● **Task details**: Write the records out exactly as they read, but not the pictures.

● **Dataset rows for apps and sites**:

━━━━━━━━

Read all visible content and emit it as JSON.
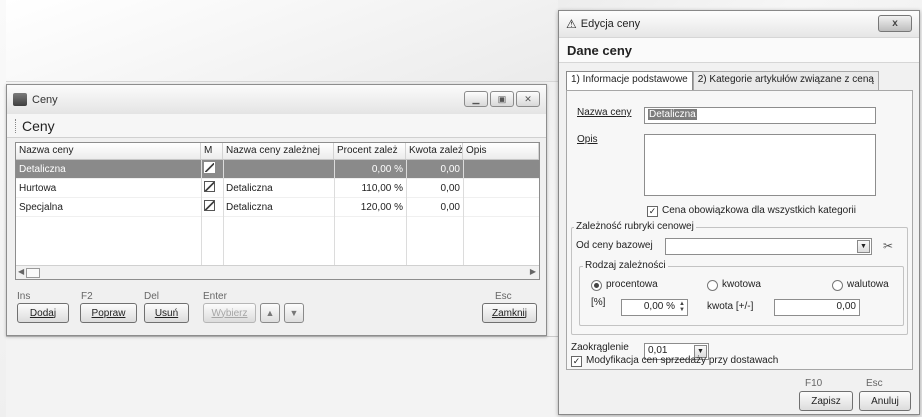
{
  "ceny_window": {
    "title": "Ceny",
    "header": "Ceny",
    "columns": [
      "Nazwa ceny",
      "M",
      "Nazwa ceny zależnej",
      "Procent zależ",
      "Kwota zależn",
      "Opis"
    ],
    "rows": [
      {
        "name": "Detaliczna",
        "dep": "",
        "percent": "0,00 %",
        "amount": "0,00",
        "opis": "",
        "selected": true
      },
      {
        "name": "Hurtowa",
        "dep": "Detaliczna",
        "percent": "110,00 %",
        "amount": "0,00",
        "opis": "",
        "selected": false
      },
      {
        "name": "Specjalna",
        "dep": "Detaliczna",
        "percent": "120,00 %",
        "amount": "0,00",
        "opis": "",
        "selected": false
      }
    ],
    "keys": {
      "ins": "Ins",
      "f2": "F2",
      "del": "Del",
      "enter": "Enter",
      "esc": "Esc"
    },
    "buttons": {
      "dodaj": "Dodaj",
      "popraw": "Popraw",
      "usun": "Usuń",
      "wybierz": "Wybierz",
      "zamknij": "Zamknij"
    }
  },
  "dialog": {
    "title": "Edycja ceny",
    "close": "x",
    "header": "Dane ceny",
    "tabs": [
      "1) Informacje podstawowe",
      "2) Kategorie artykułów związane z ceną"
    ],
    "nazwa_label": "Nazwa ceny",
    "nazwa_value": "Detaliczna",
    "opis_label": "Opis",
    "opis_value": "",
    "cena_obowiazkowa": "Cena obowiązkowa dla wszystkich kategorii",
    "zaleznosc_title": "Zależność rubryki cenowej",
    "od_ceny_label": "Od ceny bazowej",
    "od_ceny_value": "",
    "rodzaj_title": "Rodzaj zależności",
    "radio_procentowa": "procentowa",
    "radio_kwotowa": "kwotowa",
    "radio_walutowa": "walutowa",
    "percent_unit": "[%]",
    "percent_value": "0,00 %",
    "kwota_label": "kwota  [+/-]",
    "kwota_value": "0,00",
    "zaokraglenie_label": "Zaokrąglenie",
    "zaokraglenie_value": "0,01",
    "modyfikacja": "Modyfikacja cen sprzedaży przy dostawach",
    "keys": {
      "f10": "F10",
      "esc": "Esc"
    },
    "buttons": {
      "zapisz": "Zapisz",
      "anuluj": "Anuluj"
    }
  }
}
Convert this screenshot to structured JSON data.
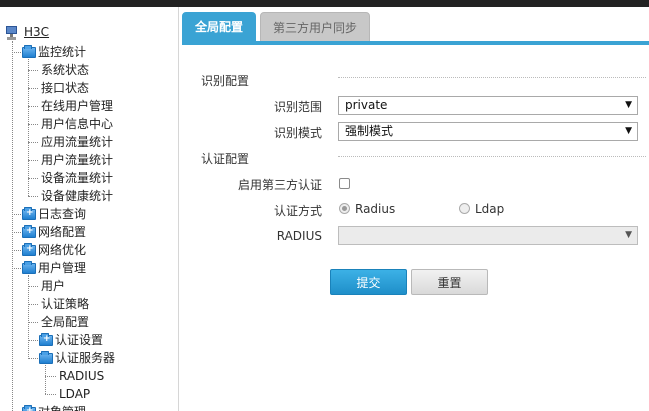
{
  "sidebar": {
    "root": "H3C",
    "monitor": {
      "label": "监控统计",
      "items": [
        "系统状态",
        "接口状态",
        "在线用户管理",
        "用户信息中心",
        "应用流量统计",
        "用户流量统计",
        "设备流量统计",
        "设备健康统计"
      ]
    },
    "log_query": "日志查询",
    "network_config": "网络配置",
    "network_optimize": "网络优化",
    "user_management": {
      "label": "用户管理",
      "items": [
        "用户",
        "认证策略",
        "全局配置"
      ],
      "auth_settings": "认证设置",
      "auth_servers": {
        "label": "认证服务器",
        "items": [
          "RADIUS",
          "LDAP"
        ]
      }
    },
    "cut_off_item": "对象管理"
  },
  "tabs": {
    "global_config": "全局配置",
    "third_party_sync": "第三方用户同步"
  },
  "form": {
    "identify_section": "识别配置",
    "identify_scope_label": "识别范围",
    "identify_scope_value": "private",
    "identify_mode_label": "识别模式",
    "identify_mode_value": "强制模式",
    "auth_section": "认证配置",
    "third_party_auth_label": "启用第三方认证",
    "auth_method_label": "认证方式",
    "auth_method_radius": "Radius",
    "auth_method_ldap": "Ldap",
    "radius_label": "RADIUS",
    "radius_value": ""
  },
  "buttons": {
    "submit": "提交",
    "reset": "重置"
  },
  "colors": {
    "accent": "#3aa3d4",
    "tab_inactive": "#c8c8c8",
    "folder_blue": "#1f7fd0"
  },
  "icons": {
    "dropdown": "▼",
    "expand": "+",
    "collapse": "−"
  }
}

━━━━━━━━

● **Solved problem**:
Read all visible content and emit it as JSON.
{
  "ceny_window": {
    "title": "Ceny",
    "header": "Ceny",
    "columns": [
      "Nazwa ceny",
      "M",
      "Nazwa ceny zależnej",
      "Procent zależ",
      "Kwota zależn",
      "Opis"
    ],
    "rows": [
      {
        "name": "Detaliczna",
        "dep": "",
        "percent": "0,00 %",
        "amount": "0,00",
        "opis": "",
        "selected": true
      },
      {
        "name": "Hurtowa",
        "dep": "Detaliczna",
        "percent": "110,00 %",
        "amount": "0,00",
        "opis": "",
        "selected": false
      },
      {
        "name": "Specjalna",
        "dep": "Detaliczna",
        "percent": "120,00 %",
        "amount": "0,00",
        "opis": "",
        "selected": false
      }
    ],
    "keys": {
      "ins": "Ins",
      "f2": "F2",
      "del": "Del",
      "enter": "Enter",
      "esc": "Esc"
    },
    "buttons": {
      "dodaj": "Dodaj",
      "popraw": "Popraw",
      "usun": "Usuń",
      "wybierz": "Wybierz",
      "zamknij": "Zamknij"
    }
  },
  "dialog": {
    "title": "Edycja ceny",
    "close": "x",
    "header": "Dane ceny",
    "tabs": [
      "1) Informacje podstawowe",
      "2) Kategorie artykułów związane z ceną"
    ],
    "nazwa_label": "Nazwa ceny",
    "nazwa_value": "Detaliczna",
    "opis_label": "Opis",
    "opis_value": "",
    "cena_obowiazkowa": "Cena obowiązkowa dla wszystkich kategorii",
    "zaleznosc_title": "Zależność rubryki cenowej",
    "od_ceny_label": "Od ceny bazowej",
    "od_ceny_value": "",
    "rodzaj_title": "Rodzaj zależności",
    "radio_procentowa": "procentowa",
    "radio_kwotowa": "kwotowa",
    "radio_walutowa": "walutowa",
    "percent_unit": "[%]",
    "percent_value": "0,00 %",
    "kwota_label": "kwota  [+/-]",
    "kwota_value": "0,00",
    "zaokraglenie_label": "Zaokrąglenie",
    "zaokraglenie_value": "0,01",
    "modyfikacja": "Modyfikacja cen sprzedaży przy dostawach",
    "keys": {
      "f10": "F10",
      "esc": "Esc"
    },
    "buttons": {
      "zapisz": "Zapisz",
      "anuluj": "Anuluj"
    }
  }
}
Convert this screenshot to structured JSON data.
{
  "sidebar": {
    "root": "H3C",
    "monitor": {
      "label": "监控统计",
      "items": [
        "系统状态",
        "接口状态",
        "在线用户管理",
        "用户信息中心",
        "应用流量统计",
        "用户流量统计",
        "设备流量统计",
        "设备健康统计"
      ]
    },
    "log_query": "日志查询",
    "network_config": "网络配置",
    "network_optimize": "网络优化",
    "user_management": {
      "label": "用户管理",
      "items": [
        "用户",
        "认证策略",
        "全局配置"
      ],
      "auth_settings": "认证设置",
      "auth_servers": {
        "label": "认证服务器",
        "items": [
          "RADIUS",
          "LDAP"
        ]
      }
    },
    "cut_off_item": "对象管理"
  },
  "tabs": {
    "global_config": "全局配置",
    "third_party_sync": "第三方用户同步"
  },
  "form": {
    "identify_section": "识别配置",
    "identify_scope_label": "识别范围",
    "identify_scope_value": "private",
    "identify_mode_label": "识别模式",
    "identify_mode_value": "强制模式",
    "auth_section": "认证配置",
    "third_party_auth_label": "启用第三方认证",
    "auth_method_label": "认证方式",
    "auth_method_radius": "Radius",
    "auth_method_ldap": "Ldap",
    "radius_label": "RADIUS",
    "radius_value": ""
  },
  "buttons": {
    "submit": "提交",
    "reset": "重置"
  },
  "colors": {
    "accent": "#3aa3d4",
    "tab_inactive": "#c8c8c8",
    "folder_blue": "#1f7fd0"
  },
  "icons": {
    "dropdown": "▼",
    "expand": "+",
    "collapse": "−"
  }
}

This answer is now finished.